▶ DIRECTIONS FOR THIS TASK: From the records below, count the lines holding the string "headline". Only the number is wanted.

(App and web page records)
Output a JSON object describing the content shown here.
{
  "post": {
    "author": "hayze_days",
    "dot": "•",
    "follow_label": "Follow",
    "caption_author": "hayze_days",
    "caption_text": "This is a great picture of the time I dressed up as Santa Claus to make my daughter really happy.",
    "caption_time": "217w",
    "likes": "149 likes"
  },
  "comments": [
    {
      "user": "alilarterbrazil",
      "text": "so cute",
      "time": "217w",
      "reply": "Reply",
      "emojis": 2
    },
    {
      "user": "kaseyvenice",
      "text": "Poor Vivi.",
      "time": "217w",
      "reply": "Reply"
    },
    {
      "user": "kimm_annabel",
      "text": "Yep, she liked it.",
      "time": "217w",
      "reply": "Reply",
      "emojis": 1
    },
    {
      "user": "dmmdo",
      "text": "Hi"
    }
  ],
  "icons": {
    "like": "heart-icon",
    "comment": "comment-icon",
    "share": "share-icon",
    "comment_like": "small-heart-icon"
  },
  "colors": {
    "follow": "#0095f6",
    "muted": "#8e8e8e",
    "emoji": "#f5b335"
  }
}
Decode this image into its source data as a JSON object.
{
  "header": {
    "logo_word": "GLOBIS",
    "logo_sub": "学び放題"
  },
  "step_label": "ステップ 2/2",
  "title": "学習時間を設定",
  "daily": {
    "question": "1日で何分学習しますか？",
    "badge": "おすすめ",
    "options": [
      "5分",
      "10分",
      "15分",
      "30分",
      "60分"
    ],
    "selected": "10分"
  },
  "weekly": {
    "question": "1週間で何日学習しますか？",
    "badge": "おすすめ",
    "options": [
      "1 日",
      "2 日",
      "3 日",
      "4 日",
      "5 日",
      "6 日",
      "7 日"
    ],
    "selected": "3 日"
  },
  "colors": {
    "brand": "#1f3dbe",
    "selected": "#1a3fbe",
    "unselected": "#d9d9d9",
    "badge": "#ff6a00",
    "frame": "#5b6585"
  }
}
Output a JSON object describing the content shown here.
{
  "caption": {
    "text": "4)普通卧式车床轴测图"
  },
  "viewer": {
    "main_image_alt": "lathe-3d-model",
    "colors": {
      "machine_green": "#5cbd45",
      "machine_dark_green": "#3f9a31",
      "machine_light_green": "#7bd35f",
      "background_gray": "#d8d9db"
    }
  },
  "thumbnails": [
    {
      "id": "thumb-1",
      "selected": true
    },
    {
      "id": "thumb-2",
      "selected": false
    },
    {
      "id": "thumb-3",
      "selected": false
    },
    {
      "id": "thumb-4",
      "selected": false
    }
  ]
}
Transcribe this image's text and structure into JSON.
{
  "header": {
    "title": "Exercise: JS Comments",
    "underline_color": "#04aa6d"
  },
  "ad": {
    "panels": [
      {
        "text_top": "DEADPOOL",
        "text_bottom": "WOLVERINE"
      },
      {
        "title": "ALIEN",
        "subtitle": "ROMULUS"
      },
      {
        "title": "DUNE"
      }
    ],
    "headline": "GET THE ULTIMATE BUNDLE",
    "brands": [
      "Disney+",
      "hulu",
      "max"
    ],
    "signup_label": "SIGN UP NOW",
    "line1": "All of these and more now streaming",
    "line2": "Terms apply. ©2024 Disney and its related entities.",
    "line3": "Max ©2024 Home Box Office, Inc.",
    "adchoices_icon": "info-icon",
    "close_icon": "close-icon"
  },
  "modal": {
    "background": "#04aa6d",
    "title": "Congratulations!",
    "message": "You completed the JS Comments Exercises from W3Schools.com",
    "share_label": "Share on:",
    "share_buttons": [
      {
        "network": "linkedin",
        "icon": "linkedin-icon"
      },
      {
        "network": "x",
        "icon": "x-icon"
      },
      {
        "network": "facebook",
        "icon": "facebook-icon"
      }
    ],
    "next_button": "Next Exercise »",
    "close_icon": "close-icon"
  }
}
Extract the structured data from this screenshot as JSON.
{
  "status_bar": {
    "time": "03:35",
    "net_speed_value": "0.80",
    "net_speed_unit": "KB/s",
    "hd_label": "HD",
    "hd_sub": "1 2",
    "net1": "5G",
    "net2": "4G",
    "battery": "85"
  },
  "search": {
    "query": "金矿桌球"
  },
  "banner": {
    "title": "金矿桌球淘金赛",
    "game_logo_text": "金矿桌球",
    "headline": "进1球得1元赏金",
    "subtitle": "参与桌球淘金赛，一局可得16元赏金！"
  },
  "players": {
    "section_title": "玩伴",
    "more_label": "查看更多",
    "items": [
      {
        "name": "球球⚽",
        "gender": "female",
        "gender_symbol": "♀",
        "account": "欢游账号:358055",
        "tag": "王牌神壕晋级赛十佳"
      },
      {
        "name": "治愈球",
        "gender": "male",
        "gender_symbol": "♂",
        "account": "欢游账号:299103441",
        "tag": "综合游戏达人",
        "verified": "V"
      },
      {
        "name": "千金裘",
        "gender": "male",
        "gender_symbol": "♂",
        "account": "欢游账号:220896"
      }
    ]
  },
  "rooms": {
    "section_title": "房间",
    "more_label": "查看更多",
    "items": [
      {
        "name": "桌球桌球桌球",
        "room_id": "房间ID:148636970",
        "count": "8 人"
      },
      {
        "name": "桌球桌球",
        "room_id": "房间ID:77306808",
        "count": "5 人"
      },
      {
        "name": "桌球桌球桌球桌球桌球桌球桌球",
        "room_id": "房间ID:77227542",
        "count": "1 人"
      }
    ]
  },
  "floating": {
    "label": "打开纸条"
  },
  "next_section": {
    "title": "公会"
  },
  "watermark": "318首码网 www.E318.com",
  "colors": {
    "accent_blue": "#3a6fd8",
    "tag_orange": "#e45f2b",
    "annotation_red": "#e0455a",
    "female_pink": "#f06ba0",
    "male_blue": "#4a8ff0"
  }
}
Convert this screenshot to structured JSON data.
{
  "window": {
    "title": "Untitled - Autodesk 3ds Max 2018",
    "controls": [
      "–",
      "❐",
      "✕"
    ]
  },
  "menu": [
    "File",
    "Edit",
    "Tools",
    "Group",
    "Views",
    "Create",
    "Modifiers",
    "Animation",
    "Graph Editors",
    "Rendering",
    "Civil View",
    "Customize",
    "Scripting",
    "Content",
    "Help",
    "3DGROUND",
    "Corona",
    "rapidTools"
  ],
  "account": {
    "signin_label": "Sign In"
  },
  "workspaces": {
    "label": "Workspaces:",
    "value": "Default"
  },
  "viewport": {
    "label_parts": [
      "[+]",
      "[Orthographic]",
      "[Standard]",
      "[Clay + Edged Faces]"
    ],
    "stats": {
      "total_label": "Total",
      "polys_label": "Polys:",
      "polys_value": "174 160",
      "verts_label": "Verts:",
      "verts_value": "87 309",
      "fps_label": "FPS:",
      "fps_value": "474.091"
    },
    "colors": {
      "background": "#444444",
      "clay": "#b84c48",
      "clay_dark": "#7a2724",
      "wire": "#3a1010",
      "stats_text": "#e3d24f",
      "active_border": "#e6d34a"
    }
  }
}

▶ RESULT OF THIS TASK: 2